Under ECCO’s policy ECCO asked for advance for 3000 units and as LREDA was trying to make it case to MNRE, the Leh people refused the other solar lanterns. Therefore Mr Jigmet Tapka came with this idea of collecting money from the people and distributing it to the people at the purchase price. The Surpanches collected money from the villagers and when ECCO received the advance the first batch of ECCODIVA 108 was shipped in September 2011.
As soon as the truck load reached Leh, within three days these 3000 units of the ECCODIVA lamp were sold out and the people started fighting for more lamps. Immediately another order of 3136 units was placed and there was a pressure on ECCO to ship these products as soon as possible. ECCO anyhow managed to ship the second lot by November 2011.
Where the people were eagerly waiting for their lamps there was a sudden news that the truck load carrying ECCODiva lamps got stuck near Jammu as the Ladakh roads were closed. It was thought that the roads may open in fifteen days but they did not open at all and the people in Ladakh who were waiting for their lamps thought that they were cheated by their government and asked their money back.
On the request of LREDA, this truck load got air lifted because of the high demand among the people where ECCO also shared 50% of the Air Lifting cost on humanitarian grounds.

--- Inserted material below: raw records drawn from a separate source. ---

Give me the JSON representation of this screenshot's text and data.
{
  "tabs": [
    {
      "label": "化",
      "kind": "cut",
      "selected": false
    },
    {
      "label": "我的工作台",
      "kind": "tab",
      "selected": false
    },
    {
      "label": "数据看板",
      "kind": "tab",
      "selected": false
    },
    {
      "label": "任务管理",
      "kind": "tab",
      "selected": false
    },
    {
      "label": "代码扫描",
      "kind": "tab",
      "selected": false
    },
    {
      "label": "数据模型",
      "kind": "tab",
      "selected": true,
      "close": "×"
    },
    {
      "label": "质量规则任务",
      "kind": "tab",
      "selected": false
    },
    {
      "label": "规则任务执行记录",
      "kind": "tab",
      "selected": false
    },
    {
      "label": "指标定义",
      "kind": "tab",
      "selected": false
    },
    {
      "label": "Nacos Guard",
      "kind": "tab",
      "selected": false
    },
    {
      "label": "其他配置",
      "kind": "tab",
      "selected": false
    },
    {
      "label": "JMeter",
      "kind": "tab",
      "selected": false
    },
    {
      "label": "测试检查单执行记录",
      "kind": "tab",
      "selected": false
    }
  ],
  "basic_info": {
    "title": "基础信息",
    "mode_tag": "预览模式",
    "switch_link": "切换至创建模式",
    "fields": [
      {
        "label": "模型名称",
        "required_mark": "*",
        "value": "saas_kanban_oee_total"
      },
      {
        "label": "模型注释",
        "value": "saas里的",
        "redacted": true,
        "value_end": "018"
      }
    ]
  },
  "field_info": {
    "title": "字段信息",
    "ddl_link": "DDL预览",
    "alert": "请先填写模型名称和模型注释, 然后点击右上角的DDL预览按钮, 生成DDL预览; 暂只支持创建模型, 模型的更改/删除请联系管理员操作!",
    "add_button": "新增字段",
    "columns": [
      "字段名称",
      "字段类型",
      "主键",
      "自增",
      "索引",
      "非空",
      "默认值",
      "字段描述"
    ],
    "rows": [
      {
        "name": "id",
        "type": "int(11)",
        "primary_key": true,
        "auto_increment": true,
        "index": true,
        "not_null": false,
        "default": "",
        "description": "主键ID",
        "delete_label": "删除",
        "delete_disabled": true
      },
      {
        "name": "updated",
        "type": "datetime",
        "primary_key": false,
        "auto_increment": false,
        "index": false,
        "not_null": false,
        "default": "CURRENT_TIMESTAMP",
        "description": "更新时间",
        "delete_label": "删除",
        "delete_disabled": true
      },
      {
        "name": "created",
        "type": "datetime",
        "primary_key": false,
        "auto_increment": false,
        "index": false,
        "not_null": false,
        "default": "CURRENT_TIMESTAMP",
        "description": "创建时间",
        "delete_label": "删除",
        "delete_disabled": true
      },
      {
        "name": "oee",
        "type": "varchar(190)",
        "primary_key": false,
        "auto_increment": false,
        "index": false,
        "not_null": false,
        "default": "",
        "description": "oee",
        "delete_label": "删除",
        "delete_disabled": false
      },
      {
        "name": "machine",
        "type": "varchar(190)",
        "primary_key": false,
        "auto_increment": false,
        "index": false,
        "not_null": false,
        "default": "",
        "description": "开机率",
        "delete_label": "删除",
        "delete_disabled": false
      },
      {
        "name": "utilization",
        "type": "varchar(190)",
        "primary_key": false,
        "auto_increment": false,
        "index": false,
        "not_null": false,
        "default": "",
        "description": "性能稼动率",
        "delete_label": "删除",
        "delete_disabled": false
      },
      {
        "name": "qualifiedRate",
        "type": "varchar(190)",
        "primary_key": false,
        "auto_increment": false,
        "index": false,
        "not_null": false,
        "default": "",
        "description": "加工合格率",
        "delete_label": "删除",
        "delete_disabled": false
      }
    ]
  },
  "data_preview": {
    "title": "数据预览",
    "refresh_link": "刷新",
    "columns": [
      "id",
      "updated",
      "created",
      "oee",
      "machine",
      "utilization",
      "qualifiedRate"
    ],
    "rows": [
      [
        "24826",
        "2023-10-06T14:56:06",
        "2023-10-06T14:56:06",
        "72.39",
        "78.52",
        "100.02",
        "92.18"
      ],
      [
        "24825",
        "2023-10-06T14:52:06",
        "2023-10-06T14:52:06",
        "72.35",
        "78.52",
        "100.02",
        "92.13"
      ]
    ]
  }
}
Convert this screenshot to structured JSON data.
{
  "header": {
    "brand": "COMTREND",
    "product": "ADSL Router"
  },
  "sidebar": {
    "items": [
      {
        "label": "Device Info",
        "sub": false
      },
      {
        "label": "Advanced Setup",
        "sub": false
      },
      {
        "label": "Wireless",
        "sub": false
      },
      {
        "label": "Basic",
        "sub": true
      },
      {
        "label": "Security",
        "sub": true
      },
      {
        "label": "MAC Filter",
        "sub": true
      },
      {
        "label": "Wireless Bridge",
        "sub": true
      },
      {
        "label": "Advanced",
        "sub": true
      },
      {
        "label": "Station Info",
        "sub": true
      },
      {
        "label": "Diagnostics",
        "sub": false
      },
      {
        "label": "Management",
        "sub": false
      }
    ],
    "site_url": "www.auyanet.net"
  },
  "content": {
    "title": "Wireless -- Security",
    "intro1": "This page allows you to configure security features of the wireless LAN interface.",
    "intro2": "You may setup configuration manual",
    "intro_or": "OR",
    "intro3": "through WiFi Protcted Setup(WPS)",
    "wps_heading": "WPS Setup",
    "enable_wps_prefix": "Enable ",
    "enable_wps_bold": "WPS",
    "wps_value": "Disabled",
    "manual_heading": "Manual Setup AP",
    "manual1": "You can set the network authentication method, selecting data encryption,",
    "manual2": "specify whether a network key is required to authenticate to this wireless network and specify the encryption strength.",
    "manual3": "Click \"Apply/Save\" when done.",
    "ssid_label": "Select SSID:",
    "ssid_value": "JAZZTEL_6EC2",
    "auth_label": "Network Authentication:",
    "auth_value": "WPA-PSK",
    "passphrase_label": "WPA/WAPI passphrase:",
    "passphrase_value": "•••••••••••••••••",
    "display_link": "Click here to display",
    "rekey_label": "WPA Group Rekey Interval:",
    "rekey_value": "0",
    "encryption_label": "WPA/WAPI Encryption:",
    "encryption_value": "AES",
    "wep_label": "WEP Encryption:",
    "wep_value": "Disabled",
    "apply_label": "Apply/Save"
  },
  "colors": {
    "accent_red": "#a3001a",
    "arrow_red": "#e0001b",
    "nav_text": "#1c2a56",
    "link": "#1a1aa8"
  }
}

The interesting fact about the airlifting was that during this period when the roads are closed the cargo only consists of essential items like food and medical supplies. But this time Air India was lifting 200 ECCODIVA lamps per week. The roads opened after May 2012 and after that another 1600 units were delivered.
LREDA now actively participates in the distribution of ECCODiva lamps which works on a sustainable No-Subsidy model. It actively promotes the product using radio and other modes of communication and awareness creation. ECCO has also trained LREDA Technical team and Service agency TRECC to service various types of ECCODivas. These lamps are sold with the help of LAHDC Councilors to end-users at a bulk purchase price negotiated by LREDA.
This was one of the greatest success stories of ECCODiva where the major role was played by Jigmet Tapka, Director of LREDA and Reuben Gergen, Chief Engineer at LREDA. Their efforts brought a ray of hope in the lives of Leh people through an ECCO Product ECCODiva. ECCO Elecronics founder R S Baoni was very proud that through this product solution ECCO could take its first step towards its vision and mission. Baoni said “the success of ECCO’s products is directly related to the people and their need and the biggest success is to achieve an overwhelming response and a smile on the end users face which is more than any cost or profit”. About 30,000 ECCODIVA currently provides lighting and power to over 10,000 families in Leh during the peak winters when there is no power due to rivers freezing!
MNRE Secretary Ratan Watal reportedly tells everyone that the Ladakh project is the only successful solar lighting project in the country.
Ecco Electronics Chairman Satish Jha says that its a unique example of state policy on solar lighting being determined at the grassroots by the people and its a great example of how people can begin to participate in policy making by using the language they know best, that of standing up for what they feel is good for them.